I’ve been thinking about this concept a lot lately. It bugs me a little, honestly. More on that later, though. Another post.
Nothing about that 5-4 loss to the Rockies is on Zimmermann. He allowed one earned run in 6 2/3 innings and even with the one run he almost worked out of that mess after Nolan Arenado
doubled to lead off the seventh and Zimmermann got Carlos Gonzalez
to popup and DJ LeMahieu
. Zimmermann had Ben Paulsen
1-2, but couldn’t finish him off, and after a seven pitch at-bat, Paulsen singled home the Rockies first run. Maybe Matt Williams
could have taken Zimmermann out there, but he hadn’t hit 100 pitches yet (a threshold I’ve mentioned often where Zimmermann really loses effectiveness) and the Nationals were up 4-0.
No. Zimmermann earned his keep.

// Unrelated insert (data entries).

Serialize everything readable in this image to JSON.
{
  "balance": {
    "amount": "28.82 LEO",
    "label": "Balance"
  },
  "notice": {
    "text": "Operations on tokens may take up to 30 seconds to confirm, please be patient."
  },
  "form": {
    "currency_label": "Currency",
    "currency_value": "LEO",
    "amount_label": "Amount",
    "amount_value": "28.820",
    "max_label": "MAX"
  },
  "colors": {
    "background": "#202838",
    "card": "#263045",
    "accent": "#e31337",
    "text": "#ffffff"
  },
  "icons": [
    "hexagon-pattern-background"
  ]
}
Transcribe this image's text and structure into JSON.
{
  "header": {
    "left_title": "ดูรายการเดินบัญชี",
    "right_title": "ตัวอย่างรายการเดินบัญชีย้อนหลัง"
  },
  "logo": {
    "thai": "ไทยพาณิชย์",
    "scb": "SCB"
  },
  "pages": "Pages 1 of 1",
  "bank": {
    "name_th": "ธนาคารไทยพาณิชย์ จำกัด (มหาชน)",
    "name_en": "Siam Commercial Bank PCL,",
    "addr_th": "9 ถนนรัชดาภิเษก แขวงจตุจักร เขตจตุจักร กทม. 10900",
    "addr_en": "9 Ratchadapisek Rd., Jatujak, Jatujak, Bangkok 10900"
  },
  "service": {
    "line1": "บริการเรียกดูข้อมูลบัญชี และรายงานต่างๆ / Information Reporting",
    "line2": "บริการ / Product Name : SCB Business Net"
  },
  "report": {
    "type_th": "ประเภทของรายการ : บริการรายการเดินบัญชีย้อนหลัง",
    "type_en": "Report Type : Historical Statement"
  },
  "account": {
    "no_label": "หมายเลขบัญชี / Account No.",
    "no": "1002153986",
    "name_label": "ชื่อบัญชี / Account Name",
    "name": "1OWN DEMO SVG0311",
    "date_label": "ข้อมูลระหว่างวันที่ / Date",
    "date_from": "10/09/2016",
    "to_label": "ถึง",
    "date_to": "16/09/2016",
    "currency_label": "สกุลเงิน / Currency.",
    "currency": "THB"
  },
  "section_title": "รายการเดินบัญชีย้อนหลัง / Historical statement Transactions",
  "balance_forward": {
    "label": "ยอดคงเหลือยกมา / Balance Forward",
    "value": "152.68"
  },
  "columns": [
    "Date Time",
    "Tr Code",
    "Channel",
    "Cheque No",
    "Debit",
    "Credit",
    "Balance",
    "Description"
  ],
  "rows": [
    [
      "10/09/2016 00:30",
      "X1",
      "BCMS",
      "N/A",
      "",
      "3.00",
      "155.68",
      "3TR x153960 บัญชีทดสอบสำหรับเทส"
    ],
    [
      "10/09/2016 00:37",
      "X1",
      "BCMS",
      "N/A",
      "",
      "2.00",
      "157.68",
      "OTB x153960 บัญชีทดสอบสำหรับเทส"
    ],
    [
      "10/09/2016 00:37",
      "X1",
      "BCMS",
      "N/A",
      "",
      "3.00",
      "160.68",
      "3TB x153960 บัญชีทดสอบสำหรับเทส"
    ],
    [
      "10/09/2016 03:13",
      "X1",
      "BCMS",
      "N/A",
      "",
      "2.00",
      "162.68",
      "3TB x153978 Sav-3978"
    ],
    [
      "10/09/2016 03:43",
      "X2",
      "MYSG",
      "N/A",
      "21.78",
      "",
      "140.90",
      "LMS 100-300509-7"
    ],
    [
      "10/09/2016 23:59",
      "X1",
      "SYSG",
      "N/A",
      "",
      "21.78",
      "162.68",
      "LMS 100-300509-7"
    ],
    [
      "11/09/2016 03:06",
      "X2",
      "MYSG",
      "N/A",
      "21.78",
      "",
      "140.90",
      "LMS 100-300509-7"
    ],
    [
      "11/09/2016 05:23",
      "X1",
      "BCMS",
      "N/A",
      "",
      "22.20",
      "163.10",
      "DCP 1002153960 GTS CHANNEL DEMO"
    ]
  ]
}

There were no five pitch sequences where suddenly the Nats are down 5-0. His breaking ball was sharp; his fastball was moving with a little extra oomph; and he was rarely hit hard at all.
That’s about it.
On the night, Zimmermann tossed his 6 2/3 innings, allowing the one earned run on four hits and no walks while striking out six.
It was a tough loss.
Below I’ve listed the particulars for yesterday’s game.
Pitches by Type:
## Pitch Type Count %
## Curveball 14 13.2
## Fourseam 75 70.8
## Slider 17 16.0
Pitches by Outcome:
## Curveball Fourseam Slider
## Ball 6 24 2
## Called Strike 3 13 4
## Foul 3 16 3
## Foul (Runner Going) 0 1 1
## Foul Tip 0 1 0
## In play, no out 0 1 2
## In play, out(s) 2 8 4
## In play, run(s) 0 1 0
## Swinging Strike 0 10 1
Events by Final Pitch of At-Bat
## Curveball Fourseam Slider
## Double 0 0 1
## Flyout 0 2 2
## Groundout 1 4 2
## Lineout 1 0 0
## Pop Out 0 2 0
## Single 0 2 1
## Strikeout 0 5 1
Strikeouts by Description
## Fourseam Slider
## Called Strike 1 1
## Swinging Strike 4 0
Strikeouts by Batter
## Batter Name Strikeout(s)
## Carlos Gonzalez 1
## DJ LeMahieu 1
## Jorge De La Rosa 2
## Kyle Parker 1
## Nick Hundley 1
Pitches Velocities & Movement:
## Pitch Type Min Mean Max Mean Horizontal Mean Vertical
## Curveball 79.4 81.2 83.4 3.134 -5.627
## Fourseam 92.1 93.5 94.9 -4.527 8.867
## Slider 86.4 88.1 89.5 2.030 3.524
Note: Horizontal movement denotes average distance, in inches, from point of release to home plate (+ moves away from a right-handed batter) while vertical movement is average distance, in inches, from release point to home plate.
Average (MPH) Velocity for Pitches by Starters Last Night:
Below are the pitch locations by both batter stance (left or right) and by pitch type.
Pitch Location by Stance:
Pitch Location by Pitch Type:
Pitch Locations by Batter: